New β-Lactam-β-Lactamase Inhibitor Combinations

Clin Microbiol Rev. 2020 Nov 11;34(1):e00115-20. doi: 10.1128/CMR.00115-20. Print 2020 Dec 16.

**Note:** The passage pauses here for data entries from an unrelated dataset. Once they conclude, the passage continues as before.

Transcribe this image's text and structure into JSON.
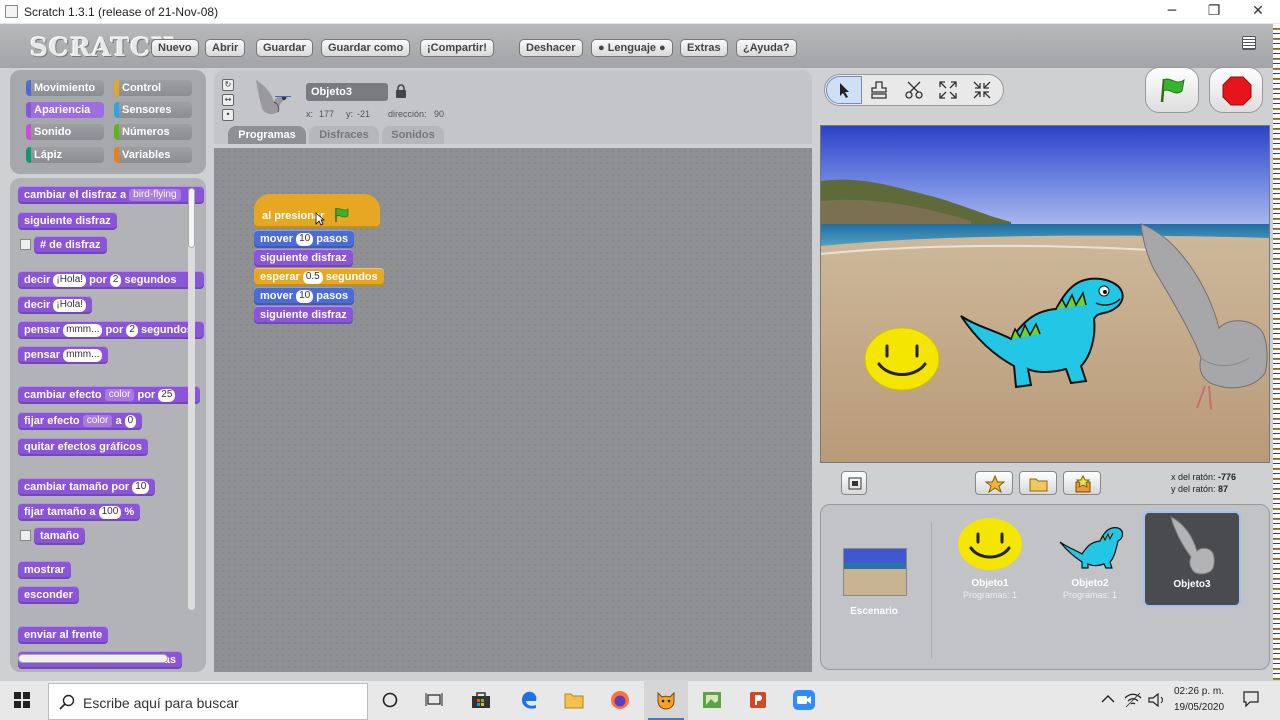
{
  "window": {
    "title": "Scratch 1.3.1 (release of 21-Nov-08)",
    "minimize": "─",
    "maximize": "❐",
    "close": "✕"
  },
  "menubar": {
    "logo": "SCRATCH",
    "buttons": [
      "Nuevo",
      "Abrir",
      "Guardar",
      "Guardar como",
      "¡Compartir!",
      "Deshacer",
      "● Lenguaje ●",
      "Extras",
      "¿Ayuda?"
    ]
  },
  "categories": [
    {
      "label": "Movimiento",
      "color": "#4a6cd4"
    },
    {
      "label": "Control",
      "color": "#e6a822"
    },
    {
      "label": "Apariencia",
      "color": "#8a55d7"
    },
    {
      "label": "Sensores",
      "color": "#2ca5e2"
    },
    {
      "label": "Sonido",
      "color": "#cf4ad9"
    },
    {
      "label": "Números",
      "color": "#5cb712"
    },
    {
      "label": "Lápiz",
      "color": "#0e9a6c"
    },
    {
      "label": "Variables",
      "color": "#ee7d16"
    }
  ],
  "palette": {
    "switch_costume": "cambiar el disfraz a",
    "switch_costume_value": "bird-flying",
    "next_costume": "siguiente disfraz",
    "costume_num": "# de disfraz",
    "say_for": "decir",
    "say_for_value": "¡Hola!",
    "say_for_by": "por",
    "say_for_secs": "2",
    "say_for_unit": "segundos",
    "say": "decir",
    "say_value": "¡Hola!",
    "think_for": "pensar",
    "think_for_value": "mmm...",
    "think_for_by": "por",
    "think_for_secs": "2",
    "think_for_unit": "segundos",
    "think": "pensar",
    "think_value": "mmm...",
    "change_effect": "cambiar efecto",
    "change_effect_dd": "color",
    "change_effect_by": "por",
    "change_effect_value": "25",
    "set_effect": "fijar efecto",
    "set_effect_dd": "color",
    "set_effect_to": "a",
    "set_effect_value": "0",
    "clear_effects": "quitar efectos gráficos",
    "change_size": "cambiar tamaño por",
    "change_size_value": "10",
    "set_size": "fijar tamaño a",
    "set_size_value": "100",
    "set_size_unit": "%",
    "size": "tamaño",
    "show": "mostrar",
    "hide": "esconder",
    "go_front": "enviar al frente",
    "go_back_partial": "as"
  },
  "sprite": {
    "name": "Objeto3",
    "x_label": "x:",
    "x": "177",
    "y_label": "y:",
    "y": "-21",
    "dir_label": "dirección:",
    "direction": "90",
    "tabs": [
      "Programas",
      "Disfraces",
      "Sonidos"
    ]
  },
  "script": {
    "hat": "al presionar",
    "move1": "mover",
    "move1_value": "10",
    "move1_unit": "pasos",
    "next1": "siguiente disfraz",
    "wait": "esperar",
    "wait_value": "0.5",
    "wait_unit": "segundos",
    "move2": "mover",
    "move2_value": "10",
    "move2_unit": "pasos",
    "next2": "siguiente disfraz"
  },
  "stage": {
    "mouse_x_label": "x del ratón:",
    "mouse_x": "-776",
    "mouse_y_label": "y del ratón:",
    "mouse_y": "87"
  },
  "corral": {
    "stage_label": "Escenario",
    "sprites": [
      {
        "name": "Objeto1",
        "scripts": "Programas: 1"
      },
      {
        "name": "Objeto2",
        "scripts": "Programas: 1"
      },
      {
        "name": "Objeto3",
        "scripts": ""
      }
    ]
  },
  "taskbar": {
    "search_placeholder": "Escribe aquí para buscar",
    "time": "02:26 p. m.",
    "date": "19/05/2020"
  }
}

SUMMARYThe limited armamentarium against drug-resistant Gram-negative bacilli has led to the development of several novel β-lactam-β-lactamase inhibitor combinations (BLBLIs). In this review, we summarize their spectrum of in vitro activities, mechanisms of resistance, and pharmacokinetic-pharmacodynamic (PK-PD) characteristics. A summary of available clinical data is provided per drug. Four approved BLBLIs are discussed in detail. All are options for treating multidrug-resistant (MDR) Enterobacterales and Pseudomonas aeruginosa Ceftazidime-avibactam is a potential drug for treating Enterobacterales producing extended-spectrum β-lactamase (ESBL), Klebsiella pneumoniae carbapenemase (KPC), AmpC, and some class D β-lactamases (OXA-48) in addition to carbapenem-resistant Pseudomonas aeruginosa Ceftolozane-tazobactam is a treatment option mainly for carbapenem-resistant P. aeruginosa (non-carbapenemase producing), with some activity against ESBL-producing Enterobacterales Meropenem-vaborbactam has emerged as treatment option for Enterobacterales producing ESBL, KPC, or AmpC, with similar activity as meropenem against P. aeruginosa Imipenem-relebactam has documented activity against Enterobacterales producing ESBL, KPC, and AmpC, with the combination having some additional activity against P. aeruginosa relative to imipenem. None of these drugs present in vitro activity against Enterobacterales or P. aeruginosa producing metallo-β-lactamase (MBL) or against carbapenemase-producing Acinetobacter baumannii Clinical data regarding the use of these drugs to treat MDR bacteria are limited and rely mostly on nonrandomized studies. An overview on eight BLBLIs in development is also provided. These drugs provide various levels of in vitro coverage of carbapenem-resistant Enterobacterales, with several drugs presenting in vitro activity against MBLs (cefepime-zidebactam, aztreonam-avibactam, meropenem-nacubactam, and cefepime-taniborbactam). Among these drugs, some also present in vitro activity against carbapenem-resistant P. aeruginosa (cefepime-zidebactam and cefepime-taniborbactam) and A. baumannii (cefepime-zidebactam and sulbactam-durlobactam).

PMID:33177185 | DOI:10.1128/CMR.00115-20